Mr. Biti said that after election day, the MDC would have to find out whether it still exists as a political party and will have to rebuild its structures.

"We have to provide the leadership that is required, that we have not been able to provide for one reason or another, and Zimbabweans themselves have to accept they are their only liberators. We have to go the confrontational route," he added.

However, Mr. Biti said he did not support violence as a means of defeating the ZANU-PF.

Political analysts say that the MDC, which came close to defeating President Robert Mugabe's ZANU-PF when it fought its first election in 2000, is splintering over long-standing disagreements, which came to a head over voting in the election for a new Senate body.

Trudy Stevenson, like Mr Biti, is a founding MDC member and an elected legislator, and is working hard supporting candidates in Harare who will stand for election to the Senate on Saturday.

"As a party, we voted to participate in this election. I am doing my duty, in so far as I can to support the resolution. The party was formed precisely to contest power through democratic elections," said Ms. Stevenson.

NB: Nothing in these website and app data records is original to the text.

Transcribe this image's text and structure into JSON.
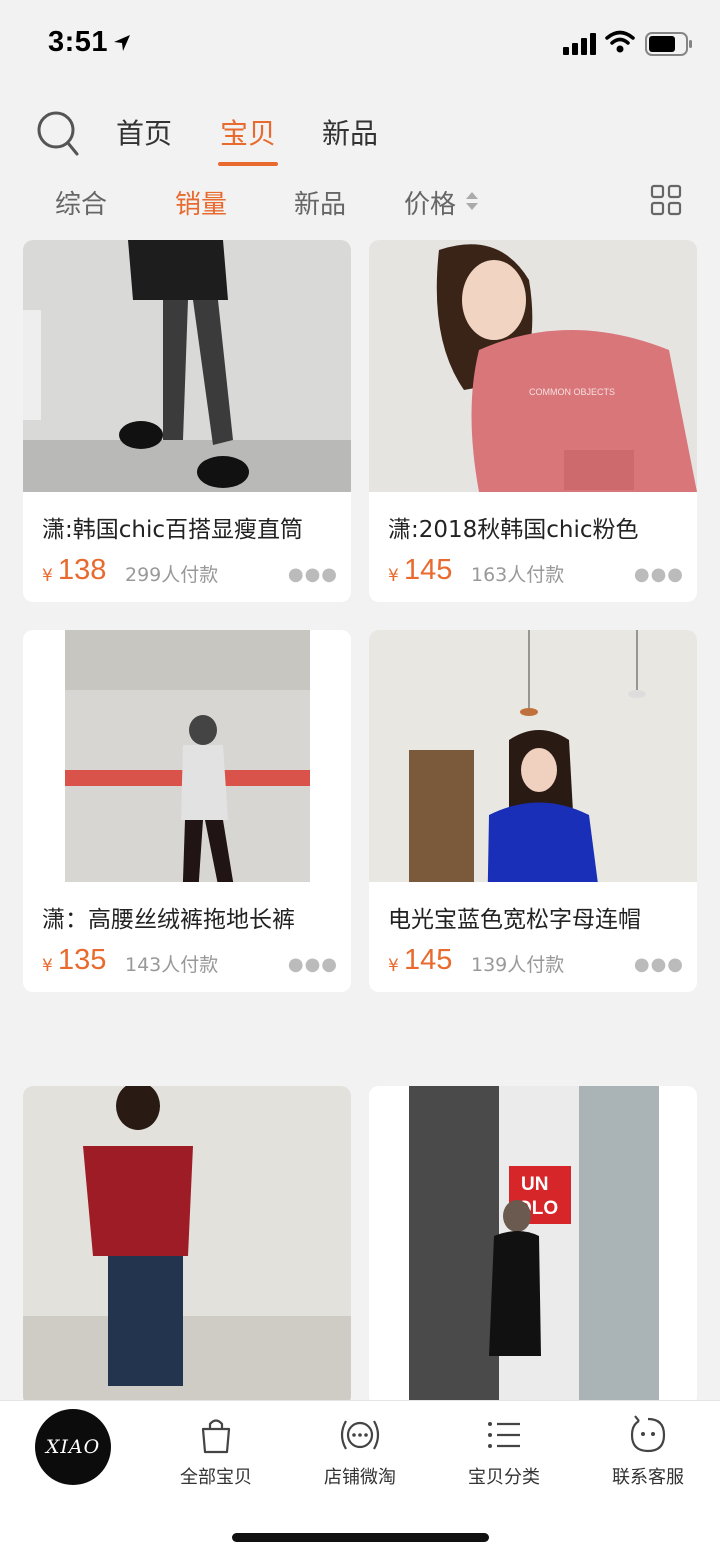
{
  "status_bar": {
    "time": "3:51"
  },
  "top_nav": {
    "tabs": [
      {
        "label": "首页"
      },
      {
        "label": "宝贝"
      },
      {
        "label": "新品"
      }
    ],
    "active_tab": "宝贝"
  },
  "sort_bar": {
    "items": [
      {
        "label": "综合"
      },
      {
        "label": "销量"
      },
      {
        "label": "新品"
      },
      {
        "label": "价格"
      }
    ],
    "active": "销量"
  },
  "products": [
    {
      "title": "潇:韩国chic百搭显瘦直筒",
      "currency": "¥",
      "price": "138",
      "sales": "299人付款"
    },
    {
      "title": "潇:2018秋韩国chic粉色",
      "currency": "¥",
      "price": "145",
      "sales": "163人付款"
    },
    {
      "title": "潇：高腰丝绒裤拖地长裤",
      "currency": "¥",
      "price": "135",
      "sales": "143人付款"
    },
    {
      "title": "电光宝蓝色宽松字母连帽",
      "currency": "¥",
      "price": "145",
      "sales": "139人付款"
    },
    {
      "title": "",
      "currency": "",
      "price": "",
      "sales": ""
    },
    {
      "title": "",
      "currency": "",
      "price": "",
      "sales": ""
    }
  ],
  "photo_text": {
    "hoodie_print": "COMMON OBJECTS",
    "store_sign_line1": "UN",
    "store_sign_line2": "QLO"
  },
  "bottom_bar": {
    "logo_text": "XIAO",
    "tabs": [
      {
        "label": "全部宝贝",
        "icon": "shopping-bag-icon"
      },
      {
        "label": "店铺微淘",
        "icon": "broadcast-icon"
      },
      {
        "label": "宝贝分类",
        "icon": "list-icon"
      },
      {
        "label": "联系客服",
        "icon": "chat-face-icon"
      }
    ]
  },
  "colors": {
    "accent": "#e86a2e",
    "background": "#f2f2f2",
    "muted": "#999999"
  }
}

Ms. Stevenson said the MDC has to defend the seats it won in two parliamentary elections. The pro-participation faction of the MDC is only contesting 26 out of 50 elected senate seats.

Mr. Mugabe can appoint six additional senators and 10 traditional chiefs, giving the ruling ZANU-PF an automatic majority, regardless of the outcome of Saturday's poll.

The senate was created by a controversial amendment to Zimbabwe's constitution in March.